Self-fulfilment - setting up a business from or alongside your job
The idea for a business start-up often arises from a person’s wish to realise their own concepts and ideas. Anyone who moves into self-employment as a previous employee opens up new opportunities, e.g. for greater decision-making freedom, more money, determining their own working hours and selecting staff. However, a start-up also comes with its own set of risks: responsibility for all business decisions, periods of no income, a lot of work at the expense of free time. Perhaps you don’t want to give up all that security all at once and would rather just “try out” self-employment? If that’s the case, setting up a sideline alongside your job might suit you.
Do you know why you want to set up your own business?
Do you have a creative idea and do you want to make real money with it? Are you looking for a better job or do you want to develop yourself and take on more responsibility as a manager? Are you still studying, unemployed or returning to work after parental leave? Or do your parents want you to take over their business, whilst you would rather do something completely different? The clearer you are about your reasons for wanting to set up your own business, the more focused you will be when you get started!
Young ideas - setting up whilst at school or college

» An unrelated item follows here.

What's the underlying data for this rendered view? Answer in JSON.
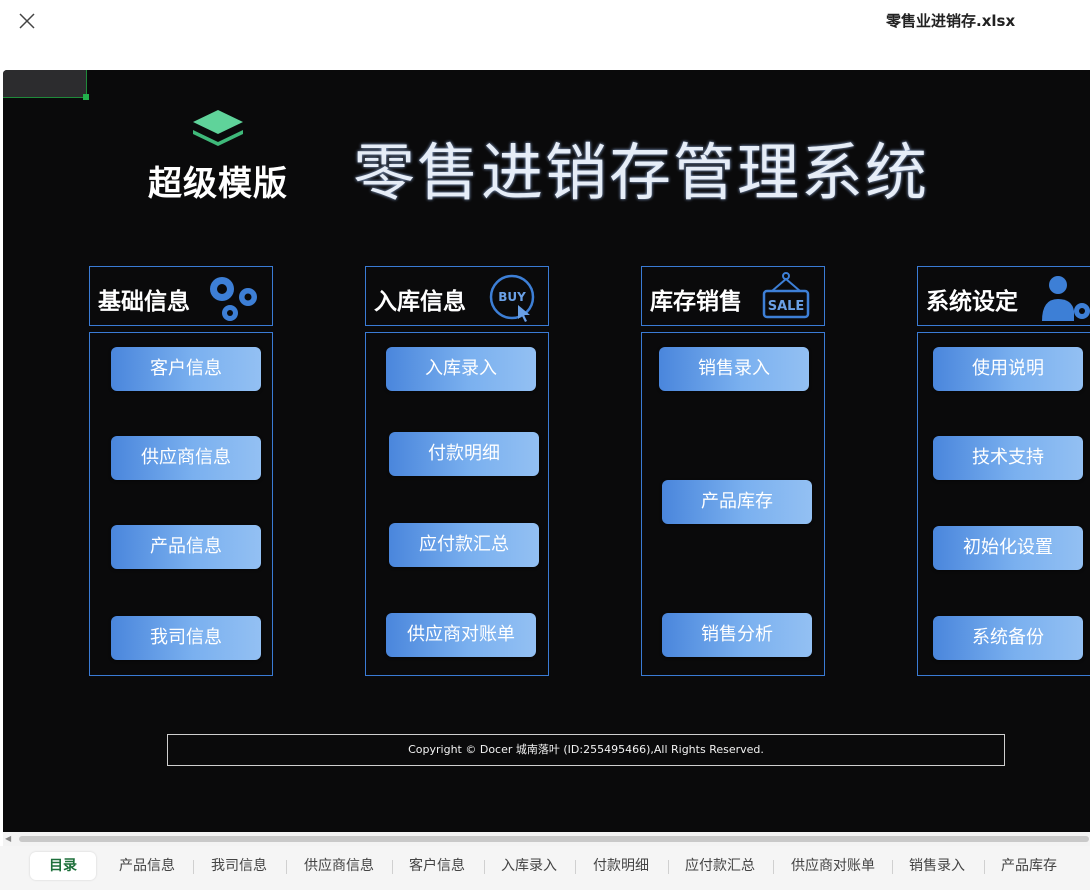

People often come up with good ideas when they are still at school or college. So why don’t they pursue these ideas and opt self-employment when they are young? Young entrepreneurs can counterbalance shortcomings, such as a lack of professional experience and a lack of funds, with greater courage and good funding opportunities. In any event, get advice in advance to ensure that you take account of all the formalities required in your situation. You only stand to gain: no matter how successful your first business turns out to be, you will gain invaluable experience for life!
Tip: Funding for students and graduates
The EXIST start-up grant is one of the sources of funding available from the Federal Ministry for Economic Affairs and Energy (BMWi):
A new opportunity - starting up from unemployment
Being unemployed is no obstacle to setting up your own business! A business start-up can bring an end to unemployment and even create new jobs in the long term. The Employment Agency provides support to people in receipt of unemployment benefit I and II by means of the start-up grant or the integration bonus. If you set up your own business from the position of being unemployed, thorough preparation is essential to convince your contact that you are worthy of being granted funding.
Quote Carsten Grünewälder, Weighing Machine Engineer
- Carsten Grünewälder, Weighing Machine Engineer
I had been thinking about becoming self-employed for a long time. After all, I had enough professional experience, knew the market situation and had undertaken comprehensive personal development. However, it was only when I became unemployed in the middle of the 2009 economic crisis that I found the necessary motivation to set up my own business.
Following in someone else’s footsteps - setting up as a successor
Anyone wanting to step up to business succession has the advantage of being able to build on something that is well-established and the disadvantage of having to fill the void left by their predecessor. Whether you are taking over a company as an outsider, or as a son or daughter in the family business, a change of leadership is often accompanied by strong emotions for everyone involved. Focus on communication: be open about how you want to lead the company and allow others to help you so that the good times can continue.